A New Eugenics? Ctd

Drum dismisses Dougherty’s argument:

These women were lying. The reason they had abortions is because raising a Down syndrome child is a tremendous amount of work and, for many people, not very rewarding. But that sounds shallow and selfish, so they resorted instead to an excuse that sounds a little more caring. Far from being afraid of eye-rolling neighbors who disapprove of carrying the baby to term because it might lead to higher tax rates, they’re explicitly trying to avoid the ostracism of neighbors who would think poorly of them for aborting a child just because it’s a lot of work to raise.

This has nothing to do with eugenic thought one way or the other.

One woman from the in-tray admits as much:

I don’t think it’s because of eugenics, stigma, or fear of being judged by the other mommies. It’s about fewer and fewer couples feeling like they could meet the challenges of a Down syndrome child in a way that’s fair to them.

So, I’m pregnant right now.

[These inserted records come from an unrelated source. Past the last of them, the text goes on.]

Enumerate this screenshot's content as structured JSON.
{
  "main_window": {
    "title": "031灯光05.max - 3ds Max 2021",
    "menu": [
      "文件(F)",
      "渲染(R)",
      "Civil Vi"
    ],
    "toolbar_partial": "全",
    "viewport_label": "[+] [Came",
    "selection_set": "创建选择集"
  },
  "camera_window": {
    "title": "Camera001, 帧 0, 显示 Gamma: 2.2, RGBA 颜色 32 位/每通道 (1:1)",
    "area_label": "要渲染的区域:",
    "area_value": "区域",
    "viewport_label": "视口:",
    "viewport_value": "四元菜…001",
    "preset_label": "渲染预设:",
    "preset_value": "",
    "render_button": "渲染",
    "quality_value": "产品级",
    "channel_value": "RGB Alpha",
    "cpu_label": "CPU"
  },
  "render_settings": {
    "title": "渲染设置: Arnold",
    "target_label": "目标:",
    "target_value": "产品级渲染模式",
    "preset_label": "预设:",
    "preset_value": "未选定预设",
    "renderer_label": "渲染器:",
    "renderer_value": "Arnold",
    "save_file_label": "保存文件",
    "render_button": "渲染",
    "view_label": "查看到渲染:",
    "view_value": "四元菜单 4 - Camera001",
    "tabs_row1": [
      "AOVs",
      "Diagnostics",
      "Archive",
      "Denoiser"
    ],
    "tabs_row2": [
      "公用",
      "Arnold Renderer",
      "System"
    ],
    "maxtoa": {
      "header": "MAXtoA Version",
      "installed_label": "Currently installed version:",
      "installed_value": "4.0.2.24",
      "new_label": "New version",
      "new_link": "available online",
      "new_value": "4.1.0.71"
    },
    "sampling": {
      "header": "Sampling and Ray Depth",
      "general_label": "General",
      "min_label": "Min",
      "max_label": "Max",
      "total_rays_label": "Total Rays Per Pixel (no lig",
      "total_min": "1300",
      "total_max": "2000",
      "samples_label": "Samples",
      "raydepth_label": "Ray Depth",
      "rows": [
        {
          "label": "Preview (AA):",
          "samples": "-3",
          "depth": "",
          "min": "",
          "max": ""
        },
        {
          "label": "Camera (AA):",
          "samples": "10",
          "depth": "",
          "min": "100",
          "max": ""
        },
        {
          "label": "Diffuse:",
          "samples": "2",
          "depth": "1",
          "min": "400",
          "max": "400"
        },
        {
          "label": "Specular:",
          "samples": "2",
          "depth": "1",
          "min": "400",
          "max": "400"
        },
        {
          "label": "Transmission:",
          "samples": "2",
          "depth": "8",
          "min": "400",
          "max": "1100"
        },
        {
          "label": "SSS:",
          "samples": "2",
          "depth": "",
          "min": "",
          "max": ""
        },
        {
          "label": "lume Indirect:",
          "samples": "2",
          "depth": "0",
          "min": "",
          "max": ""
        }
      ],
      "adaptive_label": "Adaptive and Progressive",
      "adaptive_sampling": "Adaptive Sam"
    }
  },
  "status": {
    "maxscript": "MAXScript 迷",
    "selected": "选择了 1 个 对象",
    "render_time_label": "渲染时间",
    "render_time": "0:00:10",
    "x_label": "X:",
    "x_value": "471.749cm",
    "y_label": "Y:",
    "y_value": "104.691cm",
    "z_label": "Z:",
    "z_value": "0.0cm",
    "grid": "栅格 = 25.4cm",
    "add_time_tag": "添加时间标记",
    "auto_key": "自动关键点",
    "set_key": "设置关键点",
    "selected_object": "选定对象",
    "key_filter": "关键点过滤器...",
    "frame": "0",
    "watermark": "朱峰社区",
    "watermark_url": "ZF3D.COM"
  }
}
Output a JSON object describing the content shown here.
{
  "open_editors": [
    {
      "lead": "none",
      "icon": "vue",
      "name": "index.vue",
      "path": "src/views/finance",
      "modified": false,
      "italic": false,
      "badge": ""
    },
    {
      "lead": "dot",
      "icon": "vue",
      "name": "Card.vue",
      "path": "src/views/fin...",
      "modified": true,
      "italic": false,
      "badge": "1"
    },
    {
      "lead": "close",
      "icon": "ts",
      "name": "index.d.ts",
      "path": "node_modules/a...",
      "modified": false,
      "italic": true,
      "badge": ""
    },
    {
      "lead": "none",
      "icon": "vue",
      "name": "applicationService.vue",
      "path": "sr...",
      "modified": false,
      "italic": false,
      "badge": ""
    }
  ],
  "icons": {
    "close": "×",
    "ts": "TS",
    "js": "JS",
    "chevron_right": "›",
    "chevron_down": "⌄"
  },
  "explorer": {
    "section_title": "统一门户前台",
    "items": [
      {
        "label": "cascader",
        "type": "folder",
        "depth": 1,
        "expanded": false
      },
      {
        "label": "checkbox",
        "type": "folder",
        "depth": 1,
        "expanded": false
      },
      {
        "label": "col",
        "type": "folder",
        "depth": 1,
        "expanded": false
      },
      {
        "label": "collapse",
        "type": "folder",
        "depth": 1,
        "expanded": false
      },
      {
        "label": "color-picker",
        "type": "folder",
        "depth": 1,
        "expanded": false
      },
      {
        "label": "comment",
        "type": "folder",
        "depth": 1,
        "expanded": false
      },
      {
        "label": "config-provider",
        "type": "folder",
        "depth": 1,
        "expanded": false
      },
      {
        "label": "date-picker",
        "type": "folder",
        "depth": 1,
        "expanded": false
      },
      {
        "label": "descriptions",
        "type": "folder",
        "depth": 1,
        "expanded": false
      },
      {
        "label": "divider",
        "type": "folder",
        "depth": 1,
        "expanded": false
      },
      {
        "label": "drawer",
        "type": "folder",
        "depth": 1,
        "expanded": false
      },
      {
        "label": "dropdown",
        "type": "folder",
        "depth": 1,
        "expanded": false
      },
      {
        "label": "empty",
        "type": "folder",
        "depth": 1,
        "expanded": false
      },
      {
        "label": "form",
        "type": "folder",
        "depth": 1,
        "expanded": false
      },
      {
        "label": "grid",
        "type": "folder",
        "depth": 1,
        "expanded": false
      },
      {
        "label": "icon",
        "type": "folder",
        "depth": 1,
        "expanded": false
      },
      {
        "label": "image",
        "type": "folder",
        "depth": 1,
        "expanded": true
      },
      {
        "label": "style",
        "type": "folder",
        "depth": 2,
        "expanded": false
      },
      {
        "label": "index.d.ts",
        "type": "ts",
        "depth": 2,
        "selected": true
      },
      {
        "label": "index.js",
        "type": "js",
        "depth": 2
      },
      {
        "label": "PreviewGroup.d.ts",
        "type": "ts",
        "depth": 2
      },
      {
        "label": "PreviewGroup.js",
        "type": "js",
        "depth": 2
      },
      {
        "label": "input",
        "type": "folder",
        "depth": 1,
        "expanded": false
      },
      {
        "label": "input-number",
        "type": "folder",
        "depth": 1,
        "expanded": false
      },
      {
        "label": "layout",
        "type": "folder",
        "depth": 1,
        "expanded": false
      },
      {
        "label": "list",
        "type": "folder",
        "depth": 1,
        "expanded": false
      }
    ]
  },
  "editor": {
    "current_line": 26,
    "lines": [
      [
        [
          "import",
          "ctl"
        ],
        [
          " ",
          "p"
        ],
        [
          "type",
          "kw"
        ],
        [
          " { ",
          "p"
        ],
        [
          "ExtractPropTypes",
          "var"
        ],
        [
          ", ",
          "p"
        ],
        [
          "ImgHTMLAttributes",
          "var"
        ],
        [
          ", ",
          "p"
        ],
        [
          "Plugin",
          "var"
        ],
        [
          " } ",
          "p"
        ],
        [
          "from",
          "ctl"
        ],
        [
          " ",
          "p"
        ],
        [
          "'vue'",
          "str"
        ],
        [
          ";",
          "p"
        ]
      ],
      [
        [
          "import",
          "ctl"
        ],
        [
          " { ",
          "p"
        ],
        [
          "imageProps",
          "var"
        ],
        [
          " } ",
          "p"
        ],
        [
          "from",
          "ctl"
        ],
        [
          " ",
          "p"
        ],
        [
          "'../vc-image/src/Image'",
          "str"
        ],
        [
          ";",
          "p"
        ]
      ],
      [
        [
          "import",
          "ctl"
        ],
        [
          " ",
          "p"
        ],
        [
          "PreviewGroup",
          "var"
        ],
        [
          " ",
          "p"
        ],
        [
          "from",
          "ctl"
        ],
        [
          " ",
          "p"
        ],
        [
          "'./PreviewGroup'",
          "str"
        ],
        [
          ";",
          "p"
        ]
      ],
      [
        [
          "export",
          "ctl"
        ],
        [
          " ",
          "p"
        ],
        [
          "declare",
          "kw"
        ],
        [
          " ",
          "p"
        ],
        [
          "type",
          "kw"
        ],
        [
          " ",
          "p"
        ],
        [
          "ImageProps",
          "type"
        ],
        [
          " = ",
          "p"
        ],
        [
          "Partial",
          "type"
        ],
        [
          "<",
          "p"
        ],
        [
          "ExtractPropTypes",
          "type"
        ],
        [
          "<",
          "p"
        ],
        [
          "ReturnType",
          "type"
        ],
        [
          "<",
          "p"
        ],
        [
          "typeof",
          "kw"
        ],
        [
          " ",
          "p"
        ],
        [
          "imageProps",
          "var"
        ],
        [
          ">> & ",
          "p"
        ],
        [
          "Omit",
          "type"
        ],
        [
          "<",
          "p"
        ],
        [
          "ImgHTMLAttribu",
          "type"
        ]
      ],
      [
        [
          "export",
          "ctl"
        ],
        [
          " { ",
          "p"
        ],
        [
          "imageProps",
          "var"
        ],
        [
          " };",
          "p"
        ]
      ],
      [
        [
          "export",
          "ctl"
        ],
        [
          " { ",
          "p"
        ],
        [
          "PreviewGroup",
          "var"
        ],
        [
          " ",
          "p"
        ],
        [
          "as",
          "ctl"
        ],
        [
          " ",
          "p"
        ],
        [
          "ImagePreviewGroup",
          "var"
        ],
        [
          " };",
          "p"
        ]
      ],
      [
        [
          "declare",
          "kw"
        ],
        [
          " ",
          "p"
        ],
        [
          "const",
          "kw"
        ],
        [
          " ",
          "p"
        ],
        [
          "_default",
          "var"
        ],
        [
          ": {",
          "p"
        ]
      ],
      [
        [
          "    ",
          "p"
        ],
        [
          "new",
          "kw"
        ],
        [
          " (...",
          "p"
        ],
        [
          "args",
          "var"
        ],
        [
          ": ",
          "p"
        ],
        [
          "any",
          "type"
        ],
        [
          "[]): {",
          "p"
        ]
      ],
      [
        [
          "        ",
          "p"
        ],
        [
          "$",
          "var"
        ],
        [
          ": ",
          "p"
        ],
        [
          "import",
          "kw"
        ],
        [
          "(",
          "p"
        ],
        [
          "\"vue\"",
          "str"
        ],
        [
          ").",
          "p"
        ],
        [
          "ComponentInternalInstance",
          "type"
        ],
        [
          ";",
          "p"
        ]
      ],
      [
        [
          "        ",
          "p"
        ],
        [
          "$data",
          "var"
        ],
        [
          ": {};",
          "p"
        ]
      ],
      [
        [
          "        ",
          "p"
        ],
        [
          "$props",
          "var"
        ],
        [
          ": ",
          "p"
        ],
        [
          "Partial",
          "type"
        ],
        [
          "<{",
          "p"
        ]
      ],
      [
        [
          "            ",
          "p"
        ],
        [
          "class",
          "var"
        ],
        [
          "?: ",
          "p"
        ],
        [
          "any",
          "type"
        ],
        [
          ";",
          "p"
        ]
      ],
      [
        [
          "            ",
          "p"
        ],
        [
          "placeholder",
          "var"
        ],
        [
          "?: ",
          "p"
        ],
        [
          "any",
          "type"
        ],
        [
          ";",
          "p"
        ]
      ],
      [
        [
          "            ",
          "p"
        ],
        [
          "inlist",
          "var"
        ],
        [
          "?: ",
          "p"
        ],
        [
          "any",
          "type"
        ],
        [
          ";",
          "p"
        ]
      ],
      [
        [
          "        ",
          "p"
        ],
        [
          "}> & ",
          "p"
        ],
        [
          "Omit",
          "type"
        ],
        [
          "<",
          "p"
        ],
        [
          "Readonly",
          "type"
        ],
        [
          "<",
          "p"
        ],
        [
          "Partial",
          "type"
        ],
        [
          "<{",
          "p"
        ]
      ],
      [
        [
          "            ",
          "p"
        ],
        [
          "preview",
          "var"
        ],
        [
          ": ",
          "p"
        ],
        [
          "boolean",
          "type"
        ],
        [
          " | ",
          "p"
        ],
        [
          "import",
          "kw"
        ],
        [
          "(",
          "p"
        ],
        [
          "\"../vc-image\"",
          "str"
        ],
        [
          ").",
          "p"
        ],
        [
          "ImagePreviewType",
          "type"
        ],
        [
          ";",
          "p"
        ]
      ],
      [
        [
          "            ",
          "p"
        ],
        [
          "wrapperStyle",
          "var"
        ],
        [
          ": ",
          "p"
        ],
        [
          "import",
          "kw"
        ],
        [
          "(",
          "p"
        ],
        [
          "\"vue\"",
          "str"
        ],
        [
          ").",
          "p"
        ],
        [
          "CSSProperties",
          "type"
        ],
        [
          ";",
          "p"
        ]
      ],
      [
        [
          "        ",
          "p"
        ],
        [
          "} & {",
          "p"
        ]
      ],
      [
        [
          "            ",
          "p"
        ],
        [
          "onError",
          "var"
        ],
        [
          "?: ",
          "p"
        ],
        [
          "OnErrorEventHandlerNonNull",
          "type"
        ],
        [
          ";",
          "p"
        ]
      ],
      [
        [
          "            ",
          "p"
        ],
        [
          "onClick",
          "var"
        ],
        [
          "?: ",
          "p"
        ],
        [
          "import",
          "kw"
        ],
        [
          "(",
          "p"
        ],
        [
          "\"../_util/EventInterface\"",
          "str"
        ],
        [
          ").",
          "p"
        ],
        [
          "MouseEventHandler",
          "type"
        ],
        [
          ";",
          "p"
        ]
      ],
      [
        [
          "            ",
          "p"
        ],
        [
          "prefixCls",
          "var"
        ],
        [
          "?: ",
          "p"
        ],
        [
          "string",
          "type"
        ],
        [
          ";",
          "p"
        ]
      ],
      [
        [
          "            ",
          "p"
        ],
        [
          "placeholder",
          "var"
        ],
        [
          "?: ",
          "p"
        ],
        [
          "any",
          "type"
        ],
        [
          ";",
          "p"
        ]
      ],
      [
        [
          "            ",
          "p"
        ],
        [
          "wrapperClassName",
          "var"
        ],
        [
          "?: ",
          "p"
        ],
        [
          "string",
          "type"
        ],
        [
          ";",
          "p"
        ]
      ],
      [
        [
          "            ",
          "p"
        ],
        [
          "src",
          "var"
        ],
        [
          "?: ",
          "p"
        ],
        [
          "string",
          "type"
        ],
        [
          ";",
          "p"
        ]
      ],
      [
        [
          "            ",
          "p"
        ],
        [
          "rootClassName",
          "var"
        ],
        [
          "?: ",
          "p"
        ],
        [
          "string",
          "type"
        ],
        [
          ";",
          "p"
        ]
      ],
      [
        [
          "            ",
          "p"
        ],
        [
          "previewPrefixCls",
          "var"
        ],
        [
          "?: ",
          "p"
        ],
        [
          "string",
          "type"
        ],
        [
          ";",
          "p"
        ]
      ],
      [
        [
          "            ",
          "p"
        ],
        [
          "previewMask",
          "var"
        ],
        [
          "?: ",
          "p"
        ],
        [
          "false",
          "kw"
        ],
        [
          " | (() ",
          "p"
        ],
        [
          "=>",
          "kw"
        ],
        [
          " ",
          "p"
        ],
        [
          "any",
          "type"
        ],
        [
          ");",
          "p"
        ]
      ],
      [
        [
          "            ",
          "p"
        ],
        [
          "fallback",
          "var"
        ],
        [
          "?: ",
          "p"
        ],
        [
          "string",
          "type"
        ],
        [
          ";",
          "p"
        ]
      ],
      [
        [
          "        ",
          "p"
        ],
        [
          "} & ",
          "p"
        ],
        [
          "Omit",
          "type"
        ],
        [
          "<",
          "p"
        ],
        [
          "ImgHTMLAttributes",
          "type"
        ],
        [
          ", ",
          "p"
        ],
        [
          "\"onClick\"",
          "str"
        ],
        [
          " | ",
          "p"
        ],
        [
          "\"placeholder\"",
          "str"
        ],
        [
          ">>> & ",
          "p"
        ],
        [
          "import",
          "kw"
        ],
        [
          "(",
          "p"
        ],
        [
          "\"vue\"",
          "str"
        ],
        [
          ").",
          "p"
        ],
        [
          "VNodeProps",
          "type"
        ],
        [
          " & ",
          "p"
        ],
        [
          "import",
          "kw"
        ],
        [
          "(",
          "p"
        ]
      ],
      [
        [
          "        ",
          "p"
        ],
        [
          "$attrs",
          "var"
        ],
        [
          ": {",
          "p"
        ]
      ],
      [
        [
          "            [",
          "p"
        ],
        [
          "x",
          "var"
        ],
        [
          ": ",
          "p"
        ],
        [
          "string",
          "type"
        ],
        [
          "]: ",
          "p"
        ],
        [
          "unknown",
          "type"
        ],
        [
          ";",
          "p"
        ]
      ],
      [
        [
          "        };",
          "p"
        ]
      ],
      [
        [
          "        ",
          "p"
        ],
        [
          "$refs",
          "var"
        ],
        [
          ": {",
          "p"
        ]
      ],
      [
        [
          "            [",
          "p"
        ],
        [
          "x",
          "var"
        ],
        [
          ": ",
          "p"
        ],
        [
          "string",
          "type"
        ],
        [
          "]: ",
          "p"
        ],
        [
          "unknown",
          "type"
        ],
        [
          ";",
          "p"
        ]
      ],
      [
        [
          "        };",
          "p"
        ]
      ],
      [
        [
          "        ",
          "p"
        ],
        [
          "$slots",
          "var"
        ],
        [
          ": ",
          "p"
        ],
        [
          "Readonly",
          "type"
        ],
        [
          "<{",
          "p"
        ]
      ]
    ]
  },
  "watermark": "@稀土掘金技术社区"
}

I hope I don’t have a Down baby, and I am sure I would consider abortion if it were screened. Why? Because I am a working future-mother and pretty-much sole breadwinner. It requires a lot of privilege and stability to feel comfortable raising a child with such serious disabilities. I doubt I have the extra time it would take to be an adequate parents to a Down child while also making enough money to support that child financially, and I certainly don’t have the extra money to get specialized care, which goes beyond both the medical and beyond what insurance will pay. It’s not about not wanting the “burden,” but knowing that in today’s society, I don’t have the resources to be the kind of parent a child with so many extra needs deserves to have. If I were a millionaire, it would be one thing. As someone who makes mid-five figures, it’s a very different decision.

Another reader:

The legacy of eugenics has always been troubling, and Gattica paints a picture of a slippery slope that we should guard against. But I rebel against the idea that we should resign ourselves to the fate of natural law and evolution. We can and do surpass unguided natural processes and medicine is no different.

It may sound harsh to say it, but Downs syndrome is not like having an odd hair color or even blindness. It is a condition that places substantial burdens on family members and society for the life of the person. It is a condition that usually makes the person unable to engage in society as we know it, let alone become a productive member in any normal use of that word.

I have a cousin with Downs syndrome and I respect him as a person. But I wouldn’t wish that condition on anyone. Surely there is some middle way between Gattica and mindless acceptance of the evolutionary roulette wheel.

A New Eugenics?

 troubled by the sky-high abortion rate for Down syndrome pregnancies:

If the numbers on abortion and Down syndrome are even remotely accurate, the birth of a Down baby is something already against the norm. As medical costs are more and more socialized, it is hard to see how the stigma attached to “choosing” to carry a Down syndrome child to term will not increase. Why choose to burden the health system this way? Instead of neighbors straightforwardly admiring parents for the burden they bear with a disabled child, society is made up of taxpayers who will roll their eyes at the irresponsible breeder, who is costing them a mint in “unnecessary” medical treatment and learning specialists at school. Why condemn a child to a “life like that,” they will wonder.

He contends that “the ingredients still exist for a more explicit return to eugenics in our culture and politics: inequality, fear, detestation of the other”:

But if it comes back, it is unlikely to come in the explicitly racialist terms of the biodiversity-obsessed right. Liberal societies have the antibodies against that. Instead, it will come to us in terms of “quality of life,” and “health and safety.” We will be urged that every child deserves the best society can grant, and stigmatize those for whom “the world is a difficult place.” And thereby we legitimize the destruction of those who would merely “live” in society rather than thrive in it.